_Data in this exercise:_
********************
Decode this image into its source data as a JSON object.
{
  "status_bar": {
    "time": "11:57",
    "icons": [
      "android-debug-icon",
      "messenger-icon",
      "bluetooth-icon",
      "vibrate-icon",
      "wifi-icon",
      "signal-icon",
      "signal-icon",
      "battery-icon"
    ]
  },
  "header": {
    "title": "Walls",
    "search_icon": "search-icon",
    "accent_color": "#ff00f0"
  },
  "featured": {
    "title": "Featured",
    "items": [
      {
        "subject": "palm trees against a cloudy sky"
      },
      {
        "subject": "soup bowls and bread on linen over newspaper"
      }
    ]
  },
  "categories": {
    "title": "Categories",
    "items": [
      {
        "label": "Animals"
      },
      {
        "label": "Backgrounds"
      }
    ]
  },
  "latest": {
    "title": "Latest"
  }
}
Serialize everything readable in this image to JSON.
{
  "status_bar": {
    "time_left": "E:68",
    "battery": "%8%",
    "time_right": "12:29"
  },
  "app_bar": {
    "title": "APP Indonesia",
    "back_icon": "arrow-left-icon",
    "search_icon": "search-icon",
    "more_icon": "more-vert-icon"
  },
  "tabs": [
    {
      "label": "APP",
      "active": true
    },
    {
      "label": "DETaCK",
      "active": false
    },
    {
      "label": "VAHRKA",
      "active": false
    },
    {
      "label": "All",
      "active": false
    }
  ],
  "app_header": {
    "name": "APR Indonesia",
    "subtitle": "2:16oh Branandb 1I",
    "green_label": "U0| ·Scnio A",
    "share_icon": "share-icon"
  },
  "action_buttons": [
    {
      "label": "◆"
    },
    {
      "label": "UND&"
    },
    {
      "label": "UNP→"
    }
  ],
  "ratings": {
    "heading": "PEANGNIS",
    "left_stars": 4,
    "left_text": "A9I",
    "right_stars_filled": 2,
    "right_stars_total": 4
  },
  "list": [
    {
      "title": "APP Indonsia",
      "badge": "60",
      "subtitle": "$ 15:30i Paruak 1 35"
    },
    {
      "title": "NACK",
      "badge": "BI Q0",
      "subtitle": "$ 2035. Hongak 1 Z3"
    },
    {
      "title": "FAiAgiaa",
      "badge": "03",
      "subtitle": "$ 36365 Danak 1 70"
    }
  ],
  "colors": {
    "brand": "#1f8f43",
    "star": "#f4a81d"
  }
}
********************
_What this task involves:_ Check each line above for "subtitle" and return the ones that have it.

_Written answer:_
    "subtitle": "2:16oh Branandb 1I",
      "subtitle": "$ 15:30i Paruak 1 35"
      "subtitle": "$ 2035. Hongak 1 Z3"
      "subtitle": "$ 36365 Danak 1 70"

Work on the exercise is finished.